▶ _Exercise requirements_
The answer must be an exact copy of the entries that follow, with all images removed.

(Dataset rows describing interfaces)
______
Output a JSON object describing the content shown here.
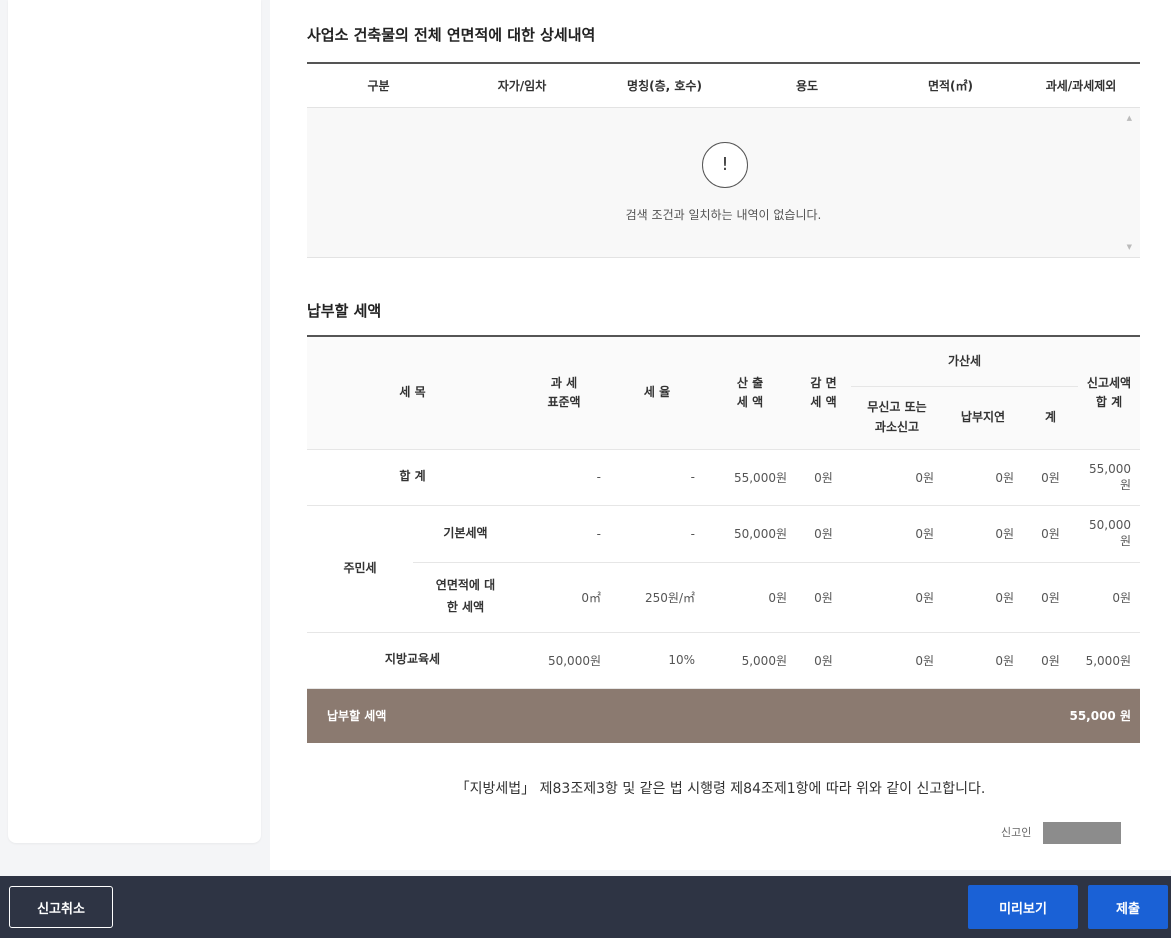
{
  "building_section": {
    "title": "사업소 건축물의 전체 연면적에 대한 상세내역",
    "columns": [
      "구분",
      "자가/임차",
      "명칭(층, 호수)",
      "용도",
      "면적(㎡)",
      "과세/과세제외"
    ],
    "empty_message": "검색 조건과 일치하는 내역이 없습니다.",
    "empty_icon": "exclamation-circle-icon",
    "empty_icon_glyph": "!"
  },
  "tax_section": {
    "title": "납부할 세액",
    "headers": {
      "item": "세 목",
      "base": "과 세\n표준액",
      "rate": "세 율",
      "calc": "산 출\n세 액",
      "reduce": "감 면\n세 액",
      "penalty": "가산세",
      "penalty_unreported": "무신고 또는\n과소신고",
      "penalty_late": "납부지연",
      "penalty_sum": "계",
      "total": "신고세액\n합 계"
    },
    "rows": {
      "sum": {
        "label": "합 계",
        "base": "-",
        "rate": "-",
        "calc": "55,000원",
        "reduce": "0원",
        "unreported": "0원",
        "late": "0원",
        "psum": "0원",
        "total": "55,000원"
      },
      "resident_group": "주민세",
      "basic": {
        "label": "기본세액",
        "base": "-",
        "rate": "-",
        "calc": "50,000원",
        "reduce": "0원",
        "unreported": "0원",
        "late": "0원",
        "psum": "0원",
        "total": "50,000원"
      },
      "area": {
        "label": "연면적에 대\n한 세액",
        "base": "0㎡",
        "rate": "250원/㎡",
        "calc": "0원",
        "reduce": "0원",
        "unreported": "0원",
        "late": "0원",
        "psum": "0원",
        "total": "0원"
      },
      "edu": {
        "label": "지방교육세",
        "base": "50,000원",
        "rate": "10%",
        "calc": "5,000원",
        "reduce": "0원",
        "unreported": "0원",
        "late": "0원",
        "psum": "0원",
        "total": "5,000원"
      }
    },
    "payable": {
      "label": "납부할 세액",
      "amount": "55,000 원"
    }
  },
  "declaration": "「지방세법」 제83조제3항 및 같은 법 시행령 제84조제1항에 따라 위와 같이 신고합니다.",
  "reporter_label": "신고인",
  "footer": {
    "cancel": "신고취소",
    "preview": "미리보기",
    "submit": "제출"
  }
}
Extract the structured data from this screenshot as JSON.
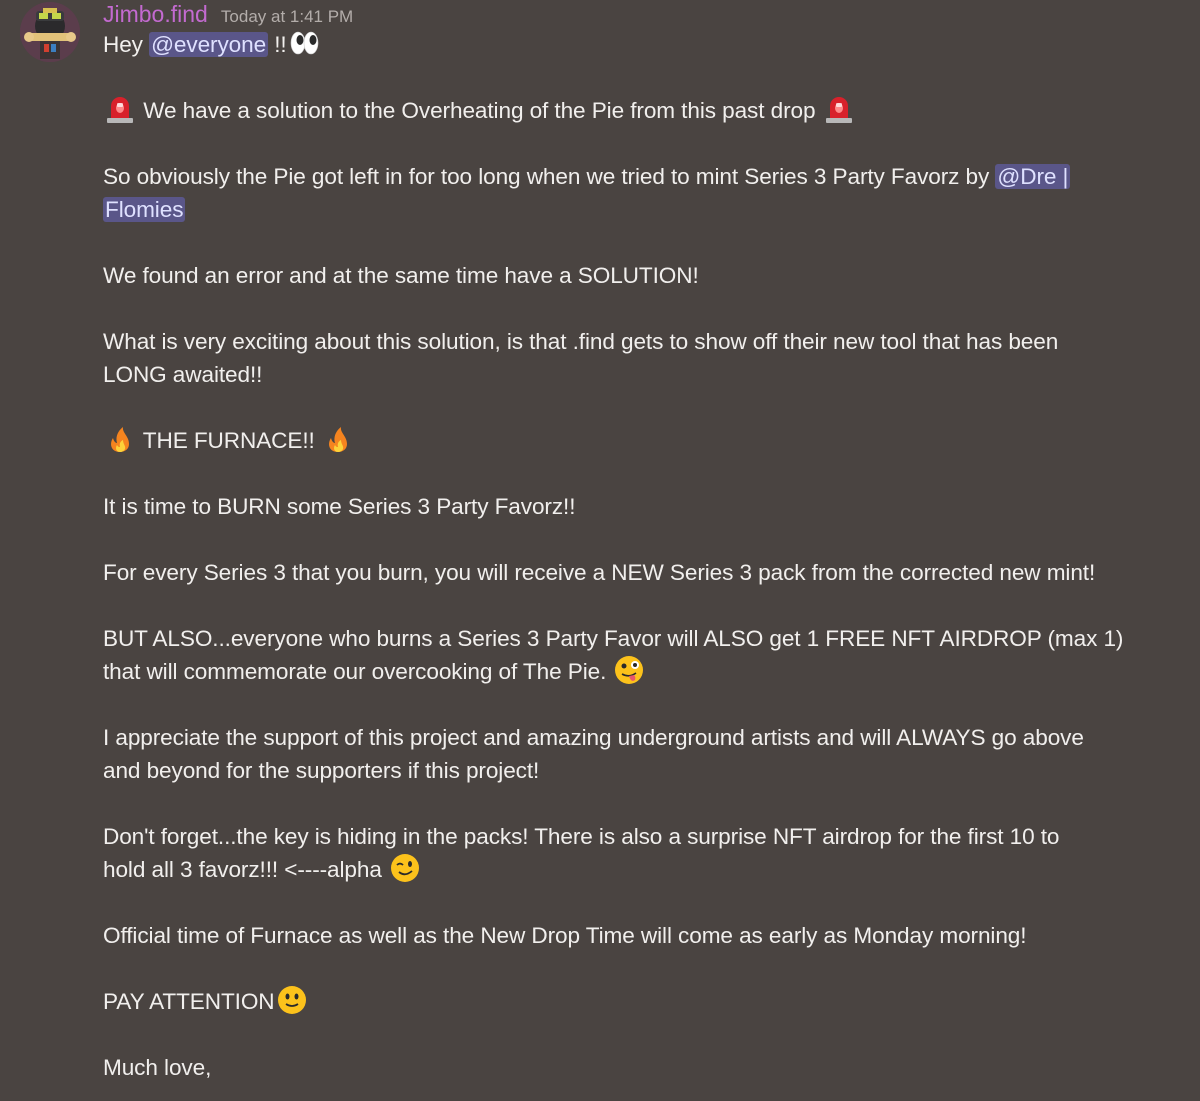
{
  "user": {
    "name": "Jimbo.find",
    "timestamp": "Today at 1:41 PM"
  },
  "colors": {
    "background": "#4a4441",
    "username": "#c36ad0",
    "mention_bg": "#5a5689",
    "mention_text": "#dfe1ff"
  },
  "message": {
    "greeting": "Hey",
    "mention_everyone": "@everyone",
    "greeting_suffix": "!!",
    "line_solution": "We have a solution to the Overheating of the Pie from this past drop",
    "line_pie_prefix": "So obviously the Pie got left in for too long when we tried to mint Series 3 Party Favorz by",
    "mention_dre_1": "@Dre |",
    "mention_dre_2": "Flomies",
    "line_error": "We found an error and at the same time have a SOLUTION!",
    "line_exciting_1": "What is very exciting about this solution, is that .find gets to show off their new tool that has been",
    "line_exciting_2": "LONG awaited!!",
    "line_furnace": "THE FURNACE!!",
    "line_burn": "It is time to BURN some Series 3 Party Favorz!!",
    "line_every": "For every Series 3 that you burn, you will receive a NEW Series 3 pack from the corrected new mint!",
    "line_but_1": "BUT ALSO...everyone who burns a Series 3 Party Favor will ALSO get 1 FREE NFT AIRDROP (max 1)",
    "line_but_2": "that will commemorate our overcooking of The Pie.",
    "line_appreciate_1": "I appreciate the support of this project and amazing underground artists and will ALWAYS go above",
    "line_appreciate_2": "and beyond for the supporters if this project!",
    "line_key_1": "Don't forget...the key is hiding in the packs! There is also a surprise NFT airdrop for the first 10 to",
    "line_key_2": "hold all 3 favorz!!! <----alpha",
    "line_official": "Official time of Furnace as well as the New Drop Time will come as early as Monday morning!",
    "line_pay": "PAY ATTENTION",
    "line_love": "Much love,"
  },
  "icons": [
    "avatar",
    "eyes-emoji",
    "rotating-light-emoji",
    "fire-emoji",
    "zany-face-emoji",
    "wink-emoji",
    "slight-smile-emoji"
  ]
}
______
▶ _Answer box_
Output a JSON object describing the content shown here.
{
  "building_section": {
    "title": "사업소 건축물의 전체 연면적에 대한 상세내역",
    "columns": [
      "구분",
      "자가/임차",
      "명칭(층, 호수)",
      "용도",
      "면적(㎡)",
      "과세/과세제외"
    ],
    "empty_message": "검색 조건과 일치하는 내역이 없습니다.",
    "empty_icon": "exclamation-circle-icon",
    "empty_icon_glyph": "!"
  },
  "tax_section": {
    "title": "납부할 세액",
    "headers": {
      "item": "세 목",
      "base": "과 세\n표준액",
      "rate": "세 율",
      "calc": "산 출\n세 액",
      "reduce": "감 면\n세 액",
      "penalty": "가산세",
      "penalty_unreported": "무신고 또는\n과소신고",
      "penalty_late": "납부지연",
      "penalty_sum": "계",
      "total": "신고세액\n합 계"
    },
    "rows": {
      "sum": {
        "label": "합 계",
        "base": "-",
        "rate": "-",
        "calc": "55,000원",
        "reduce": "0원",
        "unreported": "0원",
        "late": "0원",
        "psum": "0원",
        "total": "55,000원"
      },
      "resident_group": "주민세",
      "basic": {
        "label": "기본세액",
        "base": "-",
        "rate": "-",
        "calc": "50,000원",
        "reduce": "0원",
        "unreported": "0원",
        "late": "0원",
        "psum": "0원",
        "total": "50,000원"
      },
      "area": {
        "label": "연면적에 대\n한 세액",
        "base": "0㎡",
        "rate": "250원/㎡",
        "calc": "0원",
        "reduce": "0원",
        "unreported": "0원",
        "late": "0원",
        "psum": "0원",
        "total": "0원"
      },
      "edu": {
        "label": "지방교육세",
        "base": "50,000원",
        "rate": "10%",
        "calc": "5,000원",
        "reduce": "0원",
        "unreported": "0원",
        "late": "0원",
        "psum": "0원",
        "total": "5,000원"
      }
    },
    "payable": {
      "label": "납부할 세액",
      "amount": "55,000 원"
    }
  },
  "declaration": "「지방세법」 제83조제3항 및 같은 법 시행령 제84조제1항에 따라 위와 같이 신고합니다.",
  "reporter_label": "신고인",
  "footer": {
    "cancel": "신고취소",
    "preview": "미리보기",
    "submit": "제출"
  }
}
Extract the structured data from this screenshot as JSON.
{
  "user": {
    "name": "Jimbo.find",
    "timestamp": "Today at 1:41 PM"
  },
  "colors": {
    "background": "#4a4441",
    "username": "#c36ad0",
    "mention_bg": "#5a5689",
    "mention_text": "#dfe1ff"
  },
  "message": {
    "greeting": "Hey",
    "mention_everyone": "@everyone",
    "greeting_suffix": "!!",
    "line_solution": "We have a solution to the Overheating of the Pie from this past drop",
    "line_pie_prefix": "So obviously the Pie got left in for too long when we tried to mint Series 3 Party Favorz by",
    "mention_dre_1": "@Dre |",
    "mention_dre_2": "Flomies",
    "line_error": "We found an error and at the same time have a SOLUTION!",
    "line_exciting_1": "What is very exciting about this solution, is that .find gets to show off their new tool that has been",
    "line_exciting_2": "LONG awaited!!",
    "line_furnace": "THE FURNACE!!",
    "line_burn": "It is time to BURN some Series 3 Party Favorz!!",
    "line_every": "For every Series 3 that you burn, you will receive a NEW Series 3 pack from the corrected new mint!",
    "line_but_1": "BUT ALSO...everyone who burns a Series 3 Party Favor will ALSO get 1 FREE NFT AIRDROP (max 1)",
    "line_but_2": "that will commemorate our overcooking of The Pie.",
    "line_appreciate_1": "I appreciate the support of this project and amazing underground artists and will ALWAYS go above",
    "line_appreciate_2": "and beyond for the supporters if this project!",
    "line_key_1": "Don't forget...the key is hiding in the packs! There is also a surprise NFT airdrop for the first 10 to",
    "line_key_2": "hold all 3 favorz!!! <----alpha",
    "line_official": "Official time of Furnace as well as the New Drop Time will come as early as Monday morning!",
    "line_pay": "PAY ATTENTION",
    "line_love": "Much love,"
  },
  "icons": [
    "avatar",
    "eyes-emoji",
    "rotating-light-emoji",
    "fire-emoji",
    "zany-face-emoji",
    "wink-emoji",
    "slight-smile-emoji"
  ]
}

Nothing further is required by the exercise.